    Background: Knowledge on the use of secondary preventive medication in young adults is limited. Methods: We included 936 first-ever ischemic stroke 30-day survivors aged 15-49, enrolled in the Helsinki Young Stroke Registry, 1994-2007. Follow-up data until 2012 came from Finnish Care Register, Statistics Finland, and Social Insurance Institution of Finland. Usage thresholds were defined as non-users, low (prescription coverage 80%). Adjusted Cox regression allowed assessing the association of usage with all-cause mortality and recurrent vascular events. Results: Of our patients, 40.5% were non-users, 7.8% had low usage, 11.8% intermediate usage and 40.0% high usage. Median follow-up was 8.3 years. Compared to non-users, risk of mortality and recurrent stroke or TIA was lower for patients with low-intermediate (HR 0.40, 95% CI 0.22-0.65; HR 0.31, 95% CI 0.18-0.53) and high usage (HR 0.25, 95% CI 0.15-0.42; HR 0.30, 95% CI 0.19-0.46), after adjustment for confounders. Conclusions: Use of antihypertensives was suboptimal in one-third of patients in whom antihypertensives were initially prescribed. Users were at lower risk of mortality and recurrent stroke or TIA compared to non-users.Key Messages The use of antihypertensive medication is suboptimal in one-third of patients in whom antihypertensive medication was initially prescribed after ischemic stroke at young age. The risk of mortality and recurrent stroke or TIA is lower for users of antihypertensive medication after ischemic stroke at young age compared to non-users, after adjustment for relevant confounders including pre-existing hypertension and prior use of antihypertensive medication. Specific guidelines on antihypertensive medication use after ischemic stroke at young age are lacking. However, our results may motivate doctors and patients in gaining better usage of antihypertensive medication, since better usage was associated with more favorable outcome in this study.
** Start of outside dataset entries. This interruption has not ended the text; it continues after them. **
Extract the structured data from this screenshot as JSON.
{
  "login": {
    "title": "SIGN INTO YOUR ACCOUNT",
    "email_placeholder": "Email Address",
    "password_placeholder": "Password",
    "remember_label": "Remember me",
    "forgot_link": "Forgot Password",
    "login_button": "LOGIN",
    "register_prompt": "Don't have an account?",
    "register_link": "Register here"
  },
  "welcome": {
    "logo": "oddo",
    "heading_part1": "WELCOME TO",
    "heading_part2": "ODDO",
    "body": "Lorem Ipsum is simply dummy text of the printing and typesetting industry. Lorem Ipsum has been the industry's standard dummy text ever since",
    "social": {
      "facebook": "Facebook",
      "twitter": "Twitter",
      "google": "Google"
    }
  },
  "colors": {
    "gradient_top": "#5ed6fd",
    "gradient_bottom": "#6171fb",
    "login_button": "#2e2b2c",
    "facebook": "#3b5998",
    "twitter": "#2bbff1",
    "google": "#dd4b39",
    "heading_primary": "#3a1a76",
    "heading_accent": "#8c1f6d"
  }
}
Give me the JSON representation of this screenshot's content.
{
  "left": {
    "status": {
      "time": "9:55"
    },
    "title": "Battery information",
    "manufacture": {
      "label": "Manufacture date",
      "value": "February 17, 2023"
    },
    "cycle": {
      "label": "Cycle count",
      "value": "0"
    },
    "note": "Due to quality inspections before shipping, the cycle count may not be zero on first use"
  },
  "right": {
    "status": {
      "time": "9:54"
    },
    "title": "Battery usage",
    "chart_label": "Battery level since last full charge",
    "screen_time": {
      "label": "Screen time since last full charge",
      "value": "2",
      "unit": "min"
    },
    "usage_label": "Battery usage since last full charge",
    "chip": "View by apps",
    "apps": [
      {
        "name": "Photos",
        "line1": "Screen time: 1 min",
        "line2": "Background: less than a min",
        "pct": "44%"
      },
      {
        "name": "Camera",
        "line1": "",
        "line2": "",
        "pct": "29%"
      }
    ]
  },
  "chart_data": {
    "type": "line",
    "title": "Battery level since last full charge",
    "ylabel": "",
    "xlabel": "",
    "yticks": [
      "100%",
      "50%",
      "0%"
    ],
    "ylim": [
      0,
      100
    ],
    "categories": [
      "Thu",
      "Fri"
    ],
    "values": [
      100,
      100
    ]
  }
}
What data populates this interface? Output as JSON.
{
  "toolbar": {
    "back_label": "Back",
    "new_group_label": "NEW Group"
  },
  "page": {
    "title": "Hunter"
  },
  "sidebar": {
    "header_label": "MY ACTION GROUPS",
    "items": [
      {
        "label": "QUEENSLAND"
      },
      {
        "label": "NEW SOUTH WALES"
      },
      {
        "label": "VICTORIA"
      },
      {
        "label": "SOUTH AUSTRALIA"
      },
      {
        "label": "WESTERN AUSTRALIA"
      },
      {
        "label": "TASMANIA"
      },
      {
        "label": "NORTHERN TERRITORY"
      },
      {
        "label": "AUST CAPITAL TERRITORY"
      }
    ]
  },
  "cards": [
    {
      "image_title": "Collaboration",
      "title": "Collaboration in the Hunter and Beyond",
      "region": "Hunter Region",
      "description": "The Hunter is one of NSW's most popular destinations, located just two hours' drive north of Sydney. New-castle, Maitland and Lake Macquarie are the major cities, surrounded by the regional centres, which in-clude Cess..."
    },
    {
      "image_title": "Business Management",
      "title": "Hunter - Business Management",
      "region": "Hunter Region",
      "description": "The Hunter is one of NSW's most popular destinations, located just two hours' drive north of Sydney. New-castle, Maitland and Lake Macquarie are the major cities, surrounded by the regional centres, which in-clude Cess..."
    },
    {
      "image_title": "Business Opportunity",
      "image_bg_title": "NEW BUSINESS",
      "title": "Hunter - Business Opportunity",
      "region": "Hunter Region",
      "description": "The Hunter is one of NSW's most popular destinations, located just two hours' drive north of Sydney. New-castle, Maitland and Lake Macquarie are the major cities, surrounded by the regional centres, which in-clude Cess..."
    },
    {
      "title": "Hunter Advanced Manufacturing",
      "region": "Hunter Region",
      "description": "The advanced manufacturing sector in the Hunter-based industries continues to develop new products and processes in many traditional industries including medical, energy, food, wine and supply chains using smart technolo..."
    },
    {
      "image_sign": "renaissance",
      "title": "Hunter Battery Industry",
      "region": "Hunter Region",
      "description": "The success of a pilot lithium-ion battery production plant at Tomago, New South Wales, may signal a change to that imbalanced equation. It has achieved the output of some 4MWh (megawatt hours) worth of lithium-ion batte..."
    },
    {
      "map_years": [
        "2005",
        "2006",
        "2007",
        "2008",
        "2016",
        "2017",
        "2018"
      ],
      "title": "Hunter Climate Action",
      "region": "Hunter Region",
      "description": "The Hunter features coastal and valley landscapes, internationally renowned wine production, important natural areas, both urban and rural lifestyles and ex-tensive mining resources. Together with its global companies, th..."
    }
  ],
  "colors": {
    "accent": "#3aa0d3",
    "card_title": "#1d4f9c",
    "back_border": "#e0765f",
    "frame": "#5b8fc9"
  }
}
  • Pieters, R. J; Slotved, H. C; Møller Mortensen, H.; Arler, L; Finne, J; Haataja, Sauli; Joosten, J. A. F; Branderhorst, H. M; Krogfelt, K. A (2013)